» What needs to be done: The result should be the line with "Decode this image" followed by every remaining line of the entries, each reproduced exactly, with nothing else.

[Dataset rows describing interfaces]
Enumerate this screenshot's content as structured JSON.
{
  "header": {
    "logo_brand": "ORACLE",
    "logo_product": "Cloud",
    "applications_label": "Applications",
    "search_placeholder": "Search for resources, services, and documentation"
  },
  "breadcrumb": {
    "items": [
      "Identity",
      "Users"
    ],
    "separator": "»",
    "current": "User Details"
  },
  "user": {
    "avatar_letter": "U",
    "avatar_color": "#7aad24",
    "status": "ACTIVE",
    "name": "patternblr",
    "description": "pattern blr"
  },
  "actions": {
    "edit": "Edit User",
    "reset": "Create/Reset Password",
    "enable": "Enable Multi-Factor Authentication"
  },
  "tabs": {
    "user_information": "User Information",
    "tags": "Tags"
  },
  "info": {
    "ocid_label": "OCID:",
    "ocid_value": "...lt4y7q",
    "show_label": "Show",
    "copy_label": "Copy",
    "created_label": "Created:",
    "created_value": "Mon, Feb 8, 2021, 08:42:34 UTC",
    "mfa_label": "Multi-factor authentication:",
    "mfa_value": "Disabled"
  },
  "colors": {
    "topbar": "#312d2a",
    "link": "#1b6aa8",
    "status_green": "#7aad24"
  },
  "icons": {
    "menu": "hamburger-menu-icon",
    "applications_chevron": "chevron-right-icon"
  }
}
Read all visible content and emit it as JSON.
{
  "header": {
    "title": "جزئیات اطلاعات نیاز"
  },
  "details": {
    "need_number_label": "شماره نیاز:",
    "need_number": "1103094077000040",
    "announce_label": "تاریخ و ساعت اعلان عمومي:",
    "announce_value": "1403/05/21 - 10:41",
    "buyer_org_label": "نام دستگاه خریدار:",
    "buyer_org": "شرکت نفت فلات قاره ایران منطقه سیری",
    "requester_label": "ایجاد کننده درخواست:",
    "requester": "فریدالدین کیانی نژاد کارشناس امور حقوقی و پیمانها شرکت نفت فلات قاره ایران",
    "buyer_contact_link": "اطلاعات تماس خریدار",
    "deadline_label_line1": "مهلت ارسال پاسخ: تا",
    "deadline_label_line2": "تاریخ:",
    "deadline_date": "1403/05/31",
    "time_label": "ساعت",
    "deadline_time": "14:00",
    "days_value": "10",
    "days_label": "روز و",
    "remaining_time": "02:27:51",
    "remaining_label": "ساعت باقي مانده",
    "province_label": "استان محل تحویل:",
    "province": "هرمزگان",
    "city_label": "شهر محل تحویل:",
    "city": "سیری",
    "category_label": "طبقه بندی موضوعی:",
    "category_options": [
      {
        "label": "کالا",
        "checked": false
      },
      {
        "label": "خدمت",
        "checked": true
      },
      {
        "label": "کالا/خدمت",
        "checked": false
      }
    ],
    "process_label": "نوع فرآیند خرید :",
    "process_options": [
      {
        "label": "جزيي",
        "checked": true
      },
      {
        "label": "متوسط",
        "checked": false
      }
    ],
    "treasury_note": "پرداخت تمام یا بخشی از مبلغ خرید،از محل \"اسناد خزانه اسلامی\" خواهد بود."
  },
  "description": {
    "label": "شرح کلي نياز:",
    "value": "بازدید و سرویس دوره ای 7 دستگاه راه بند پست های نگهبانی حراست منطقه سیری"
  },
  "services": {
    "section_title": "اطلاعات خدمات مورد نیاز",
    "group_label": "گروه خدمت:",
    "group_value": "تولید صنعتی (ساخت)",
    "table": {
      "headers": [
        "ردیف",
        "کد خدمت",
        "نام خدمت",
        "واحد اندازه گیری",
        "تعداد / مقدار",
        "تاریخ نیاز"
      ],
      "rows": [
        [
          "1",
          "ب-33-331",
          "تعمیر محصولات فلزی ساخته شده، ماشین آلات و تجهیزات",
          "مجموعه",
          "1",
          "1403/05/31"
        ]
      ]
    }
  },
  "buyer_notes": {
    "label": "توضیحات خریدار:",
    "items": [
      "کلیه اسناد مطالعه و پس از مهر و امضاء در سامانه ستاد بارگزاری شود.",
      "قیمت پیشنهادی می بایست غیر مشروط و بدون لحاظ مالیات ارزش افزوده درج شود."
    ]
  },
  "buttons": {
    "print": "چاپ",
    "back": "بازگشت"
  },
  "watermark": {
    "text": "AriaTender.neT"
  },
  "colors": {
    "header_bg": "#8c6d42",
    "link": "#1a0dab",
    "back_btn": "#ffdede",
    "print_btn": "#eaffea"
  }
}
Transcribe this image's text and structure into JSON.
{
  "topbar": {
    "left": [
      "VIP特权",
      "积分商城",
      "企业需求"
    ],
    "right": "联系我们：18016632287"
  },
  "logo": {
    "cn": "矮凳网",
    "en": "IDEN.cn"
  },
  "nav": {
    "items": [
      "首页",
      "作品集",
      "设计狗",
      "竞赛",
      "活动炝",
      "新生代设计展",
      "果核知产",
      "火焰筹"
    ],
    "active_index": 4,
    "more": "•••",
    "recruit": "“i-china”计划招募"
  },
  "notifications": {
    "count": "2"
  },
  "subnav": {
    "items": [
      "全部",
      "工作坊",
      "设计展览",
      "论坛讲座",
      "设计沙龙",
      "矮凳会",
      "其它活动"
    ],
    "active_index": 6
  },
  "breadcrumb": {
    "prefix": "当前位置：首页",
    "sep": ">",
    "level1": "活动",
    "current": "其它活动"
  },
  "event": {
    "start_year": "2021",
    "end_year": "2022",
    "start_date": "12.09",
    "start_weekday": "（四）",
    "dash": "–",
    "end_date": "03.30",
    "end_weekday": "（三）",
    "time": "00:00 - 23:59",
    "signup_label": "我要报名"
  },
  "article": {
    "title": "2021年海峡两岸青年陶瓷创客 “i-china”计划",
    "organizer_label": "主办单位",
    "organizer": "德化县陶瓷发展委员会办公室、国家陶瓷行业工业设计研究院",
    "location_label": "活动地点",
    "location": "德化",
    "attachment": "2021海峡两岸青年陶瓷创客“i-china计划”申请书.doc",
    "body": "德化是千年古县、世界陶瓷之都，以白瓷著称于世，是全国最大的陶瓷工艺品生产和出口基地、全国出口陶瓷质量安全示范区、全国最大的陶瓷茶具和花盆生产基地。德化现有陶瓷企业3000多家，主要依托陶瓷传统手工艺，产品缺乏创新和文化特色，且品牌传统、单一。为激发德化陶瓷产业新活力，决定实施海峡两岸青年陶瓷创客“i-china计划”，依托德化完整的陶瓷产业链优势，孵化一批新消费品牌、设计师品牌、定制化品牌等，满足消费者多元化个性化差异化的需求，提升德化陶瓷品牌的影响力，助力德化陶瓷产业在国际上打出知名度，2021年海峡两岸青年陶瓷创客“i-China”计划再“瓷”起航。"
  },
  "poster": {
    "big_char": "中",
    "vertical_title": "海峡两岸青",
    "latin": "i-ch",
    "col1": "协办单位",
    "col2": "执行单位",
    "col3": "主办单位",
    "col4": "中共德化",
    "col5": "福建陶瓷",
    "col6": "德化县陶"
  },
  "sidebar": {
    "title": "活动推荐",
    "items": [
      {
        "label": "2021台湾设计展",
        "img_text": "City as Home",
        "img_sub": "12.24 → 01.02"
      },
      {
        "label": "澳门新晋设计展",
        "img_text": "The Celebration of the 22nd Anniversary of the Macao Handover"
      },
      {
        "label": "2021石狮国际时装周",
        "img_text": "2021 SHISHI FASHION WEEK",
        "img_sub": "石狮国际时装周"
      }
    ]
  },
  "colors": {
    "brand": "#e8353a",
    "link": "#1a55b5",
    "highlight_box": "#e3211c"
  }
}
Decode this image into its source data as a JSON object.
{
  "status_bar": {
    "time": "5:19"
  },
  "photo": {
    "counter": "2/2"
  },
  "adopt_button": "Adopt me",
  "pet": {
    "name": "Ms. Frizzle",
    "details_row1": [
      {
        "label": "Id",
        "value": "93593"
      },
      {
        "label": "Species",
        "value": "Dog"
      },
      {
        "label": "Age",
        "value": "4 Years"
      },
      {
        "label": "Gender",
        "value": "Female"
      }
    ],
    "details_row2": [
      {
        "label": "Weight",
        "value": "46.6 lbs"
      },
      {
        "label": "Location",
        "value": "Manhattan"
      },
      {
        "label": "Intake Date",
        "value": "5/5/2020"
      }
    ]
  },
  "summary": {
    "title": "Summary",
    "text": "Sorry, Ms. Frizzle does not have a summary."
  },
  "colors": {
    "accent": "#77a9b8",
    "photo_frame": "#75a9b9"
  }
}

» Answer to this exercise:
Decode this image into its source data as a JSON object.
{
  "status_bar": {
    "time": "5:19"
  },
  "photo": {
    "counter": "2/2"
  },
  "adopt_button": "Adopt me",
  "pet": {
    "name": "Ms. Frizzle",
    "details_row1": [
      {
        "label": "Id",
        "value": "93593"
      },
      {
        "label": "Species",
        "value": "Dog"
      },
      {
        "label": "Age",
        "value": "4 Years"
      },
      {
        "label": "Gender",
        "value": "Female"
      }
    ],
    "details_row2": [
      {
        "label": "Weight",
        "value": "46.6 lbs"
      },
      {
        "label": "Location",
        "value": "Manhattan"
      },
      {
        "label": "Intake Date",
        "value": "5/5/2020"
      }
    ]
  },
  "summary": {
    "title": "Summary",
    "text": "Sorry, Ms. Frizzle does not have a summary."
  },
  "colors": {
    "accent": "#77a9b8",
    "photo_frame": "#75a9b9"
  }
}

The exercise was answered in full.